In the same year also, and while Pring was em- Captain ployed in this voyage, captain Bartholomew Gilbert, mew Gil: who had been the year before with captain Gosnold, bert's voy- . was sent by some merchants of London, on a further discovery, to the southern part of Virginia; it being intended also, that he should search for the lost English colony. Sailing from Plymouth on the tenth of May, in a bark of fifty tons, by the way
of the West Indies, where they made a short stay, they arrived on the 25th of July, off the Capes of Chesapeake bay, which Gilbert was very desirous of entering ; but the wind blowing hard, with a high sea, though they beat about for two or three days,
* Harris's Voyages, Vol. 2, p. 222. Mod. Univ. Hist. Vol. 39, p. 240. Holmes's Annals, Vol. 1, p. 145,
SECT. they could not get in, and were obliged to bear
away to the eastward. On the twenty-ninth they 1603. anchored about a mile from the shore; and the cap
tain, with four of his best men and two lads, landed in their boat. Being provided with arms, he and

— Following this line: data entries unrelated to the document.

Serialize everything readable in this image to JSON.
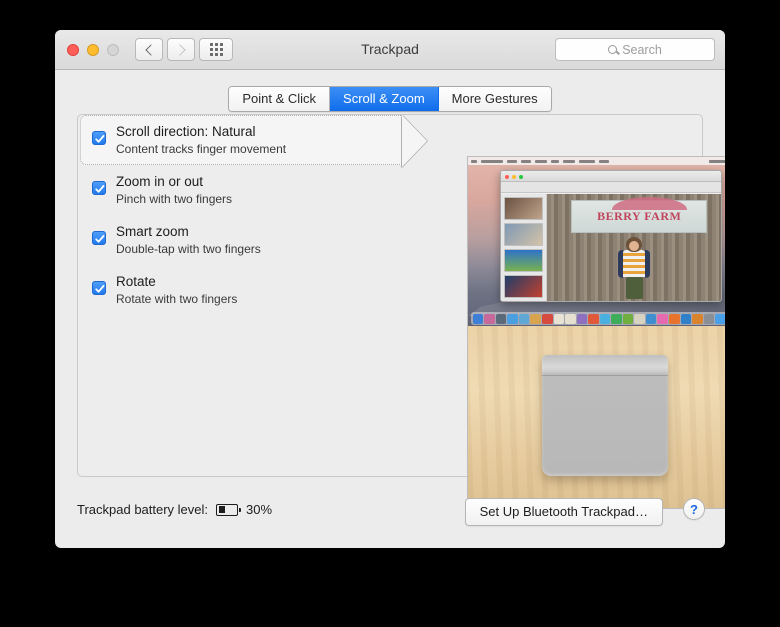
{
  "window": {
    "title": "Trackpad",
    "traffic_lights": [
      "close",
      "minimize",
      "zoom"
    ],
    "nav": {
      "back_icon": "chevron-left-icon",
      "forward_icon": "chevron-right-icon",
      "grid_icon": "grid-dots-icon"
    },
    "search": {
      "placeholder": "Search",
      "icon": "search-icon",
      "value": ""
    }
  },
  "tabs": [
    {
      "label": "Point & Click",
      "active": false
    },
    {
      "label": "Scroll & Zoom",
      "active": true
    },
    {
      "label": "More Gestures",
      "active": false
    }
  ],
  "options": [
    {
      "title": "Scroll direction: Natural",
      "subtitle": "Content tracks finger movement",
      "checked": true,
      "highlighted": true
    },
    {
      "title": "Zoom in or out",
      "subtitle": "Pinch with two fingers",
      "checked": true,
      "highlighted": false
    },
    {
      "title": "Smart zoom",
      "subtitle": "Double-tap with two fingers",
      "checked": true,
      "highlighted": false
    },
    {
      "title": "Rotate",
      "subtitle": "Rotate with two fingers",
      "checked": true,
      "highlighted": false
    }
  ],
  "preview": {
    "top_scene": "macos-desktop-preview-app",
    "bottom_scene": "magic-trackpad-on-wood-desk",
    "desktop_window_sign_text": "BERRY FARM"
  },
  "bottom": {
    "battery_label": "Trackpad battery level:",
    "battery_percent": "30%",
    "battery_fill": 30,
    "battery_icon": "battery-icon",
    "setup_button": "Set Up Bluetooth Trackpad…",
    "help_button": "?"
  },
  "colors": {
    "accent_blue": "#1f6ceb",
    "checkbox_blue": "#2279ee",
    "window_chrome": "#ececec",
    "panel_bg": "#ededed",
    "help_blue": "#1d6ae0"
  }
}
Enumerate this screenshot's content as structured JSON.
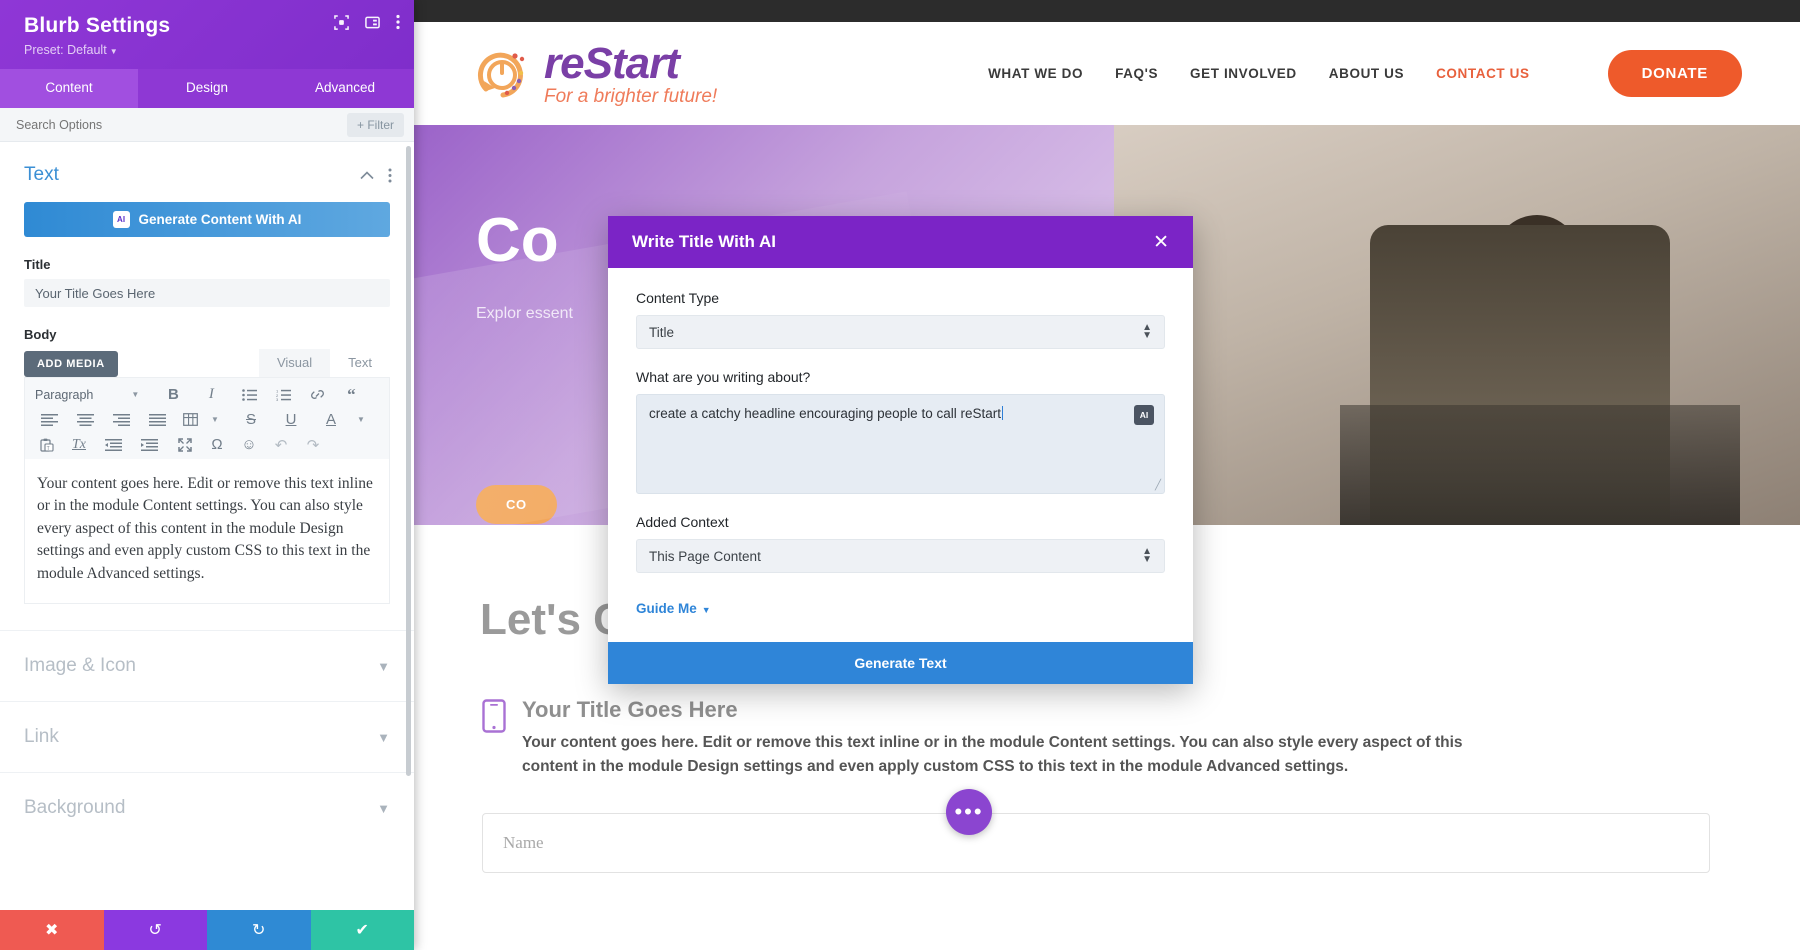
{
  "settings_panel": {
    "title": "Blurb Settings",
    "preset": "Preset: Default",
    "header_icons": [
      {
        "name": "focus-icon"
      },
      {
        "name": "layout-columns-icon"
      },
      {
        "name": "more-vertical-icon"
      }
    ],
    "tabs": [
      {
        "label": "Content",
        "active": true
      },
      {
        "label": "Design",
        "active": false
      },
      {
        "label": "Advanced",
        "active": false
      }
    ],
    "search_placeholder": "Search Options",
    "filter_label": "+ Filter",
    "section": {
      "title": "Text",
      "ai_button": "Generate Content With AI",
      "ai_badge": "AI"
    },
    "title_field": {
      "label": "Title",
      "value": "Your Title Goes Here"
    },
    "body_field": {
      "label": "Body",
      "add_media": "ADD MEDIA",
      "modes": [
        {
          "label": "Visual",
          "active": true
        },
        {
          "label": "Text",
          "active": false
        }
      ],
      "toolbar_row1": [
        {
          "name": "paragraph-format-select",
          "label": "Paragraph"
        },
        {
          "name": "bold-icon",
          "label": "B"
        },
        {
          "name": "italic-icon",
          "label": "I"
        },
        {
          "name": "bulleted-list-icon",
          "label": "☰"
        },
        {
          "name": "numbered-list-icon",
          "label": "≡"
        },
        {
          "name": "link-icon",
          "label": "🔗"
        },
        {
          "name": "blockquote-icon",
          "label": "“"
        }
      ],
      "toolbar_row2": [
        {
          "name": "align-left-icon",
          "label": "≡"
        },
        {
          "name": "align-center-icon",
          "label": "≡"
        },
        {
          "name": "align-right-icon",
          "label": "≡"
        },
        {
          "name": "align-justify-icon",
          "label": "≡"
        },
        {
          "name": "table-icon",
          "label": "⊞"
        },
        {
          "name": "strikethrough-icon",
          "label": "S"
        },
        {
          "name": "underline-icon",
          "label": "U"
        },
        {
          "name": "text-color-icon",
          "label": "A"
        }
      ],
      "toolbar_row3": [
        {
          "name": "paste-as-text-icon",
          "label": "📋"
        },
        {
          "name": "clear-formatting-icon",
          "label": "Tx"
        },
        {
          "name": "outdent-icon",
          "label": "≡"
        },
        {
          "name": "indent-icon",
          "label": "≡"
        },
        {
          "name": "fullscreen-icon",
          "label": "⤡"
        },
        {
          "name": "special-character-icon",
          "label": "Ω"
        },
        {
          "name": "emoji-icon",
          "label": "☺"
        },
        {
          "name": "undo-icon",
          "label": "↶"
        },
        {
          "name": "redo-icon",
          "label": "↷"
        }
      ],
      "content": "Your content goes here. Edit or remove this text inline or in the module Content settings. You can also style every aspect of this content in the module Design settings and even apply custom CSS to this text in the module Advanced settings."
    },
    "accordions": [
      {
        "label": "Image & Icon"
      },
      {
        "label": "Link"
      },
      {
        "label": "Background"
      }
    ],
    "footer_buttons": [
      {
        "name": "discard-changes-button",
        "icon": "✖",
        "color": "#ef5a52"
      },
      {
        "name": "undo-button",
        "icon": "↺",
        "color": "#8b39e0"
      },
      {
        "name": "redo-button",
        "icon": "↻",
        "color": "#2f8ad4"
      },
      {
        "name": "save-changes-button",
        "icon": "✔",
        "color": "#2ec4a5"
      }
    ]
  },
  "site": {
    "logo": {
      "main": "reStart",
      "sub": "For a brighter future!"
    },
    "nav": [
      {
        "label": "WHAT WE DO",
        "accent": false
      },
      {
        "label": "FAQ'S",
        "accent": false
      },
      {
        "label": "GET INVOLVED",
        "accent": false
      },
      {
        "label": "ABOUT US",
        "accent": false
      },
      {
        "label": "CONTACT US",
        "accent": true
      }
    ],
    "donate_label": "DONATE",
    "hero": {
      "heading": "Co",
      "paragraph": "Explor essent",
      "cta": "CO",
      "add_button": "+"
    },
    "section_heading": "Let's Connect",
    "blurb": {
      "icon": "phone-icon",
      "title": "Your Title Goes Here",
      "text": "Your content goes here. Edit or remove this text inline or in the module Content settings. You can also style every aspect of this content in the module Design settings and even apply custom CSS to this text in the module Advanced settings."
    },
    "name_placeholder": "Name",
    "fab_label": "•••"
  },
  "ai_modal": {
    "title": "Write Title With AI",
    "close_icon": "✕",
    "content_type": {
      "label": "Content Type",
      "value": "Title"
    },
    "prompt": {
      "label": "What are you writing about?",
      "value": "create a catchy headline encouraging people to call reStart",
      "badge": "AI"
    },
    "added_context": {
      "label": "Added Context",
      "value": "This Page Content"
    },
    "guide_me": "Guide Me",
    "generate_button": "Generate Text"
  },
  "colors": {
    "panel_purple": "#8f37d6",
    "modal_purple": "#7b24c6",
    "blue": "#2f85d8",
    "orange": "#ee5a2b",
    "teal": "#2ec4a5",
    "red": "#ef5a52"
  }
}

. his men marched some short distance up into the country: but, in their march, they were set upon and overpowered by the natives, and all killed ; and it was not without difficulty, that the two young men who were left with the boat, could reach the ship again, to bring the news. They being now, in all, but eleven men and boys in the ship, were afraid to venture the loss of any more of their small company; and their provisions growing short, the master, Henry Sute, who had taken the command, resolved, though they were in extreme want of wood and water, to return homewards; which they did, and arrived in the river Thames about the end of September.*
* Harris's Voyages, Vol. 2, p. 223. Holmes's Annals, Vol. 1, p. 146. The above account of Gilbert's voyage is extracted from Harris's Voyages, with which Holmes's Annals correspond. But it may be proper to be informed, that Oldmixon in his British Empire in America, Vol. 1, p. 219, gives a different relation of this expedition. He says, that “Gilbert pro ceeded from the Carribee islands to the bay of Chesapeake, in Virginia, being the first that sailed up into it, and landed there. The Indians set upon him and his company in the woods ; and captain Gilbert and four or five of his men,

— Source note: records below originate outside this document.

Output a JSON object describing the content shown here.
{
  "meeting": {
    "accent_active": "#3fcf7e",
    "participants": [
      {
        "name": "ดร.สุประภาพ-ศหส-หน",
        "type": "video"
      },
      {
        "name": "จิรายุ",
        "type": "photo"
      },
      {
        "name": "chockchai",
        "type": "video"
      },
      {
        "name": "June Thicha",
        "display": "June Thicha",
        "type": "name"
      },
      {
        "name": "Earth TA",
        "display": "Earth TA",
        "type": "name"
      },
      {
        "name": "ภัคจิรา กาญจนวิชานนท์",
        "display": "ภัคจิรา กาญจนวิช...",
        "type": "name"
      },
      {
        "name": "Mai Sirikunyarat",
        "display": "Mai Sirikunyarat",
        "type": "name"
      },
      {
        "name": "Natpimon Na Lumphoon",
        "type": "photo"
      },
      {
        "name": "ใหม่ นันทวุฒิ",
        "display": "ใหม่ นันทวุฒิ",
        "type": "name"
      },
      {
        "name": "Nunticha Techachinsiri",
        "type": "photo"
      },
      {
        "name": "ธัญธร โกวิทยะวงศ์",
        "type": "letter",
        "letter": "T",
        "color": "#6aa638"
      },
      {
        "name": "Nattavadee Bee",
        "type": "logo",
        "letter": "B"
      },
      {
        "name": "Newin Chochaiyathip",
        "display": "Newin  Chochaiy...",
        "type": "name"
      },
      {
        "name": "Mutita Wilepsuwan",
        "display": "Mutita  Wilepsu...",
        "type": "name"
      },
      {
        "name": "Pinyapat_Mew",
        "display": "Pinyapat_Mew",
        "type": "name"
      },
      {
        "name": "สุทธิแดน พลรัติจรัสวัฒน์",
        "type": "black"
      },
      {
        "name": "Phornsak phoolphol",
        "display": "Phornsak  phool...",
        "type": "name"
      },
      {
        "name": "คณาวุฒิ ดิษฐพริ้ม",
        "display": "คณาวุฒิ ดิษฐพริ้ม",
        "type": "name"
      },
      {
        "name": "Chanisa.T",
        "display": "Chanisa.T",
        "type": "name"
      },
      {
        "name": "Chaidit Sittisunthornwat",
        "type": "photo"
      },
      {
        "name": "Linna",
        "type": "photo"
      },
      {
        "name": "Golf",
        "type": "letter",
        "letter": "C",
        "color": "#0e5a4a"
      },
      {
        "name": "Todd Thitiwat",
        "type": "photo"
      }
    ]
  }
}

were killed by their arrows: upon which his crew returned home.” But, as the above mentioned collection of voyages by Harris, is not only posterior in time, but also rather a more authentic work than Oldmixon's, the narration of the former is here adopted in the text. There is an obscurity, however, in Harris's account of it as to the place where Gilbert was killed. As only a day or two intervened between his quitting the capes of Che.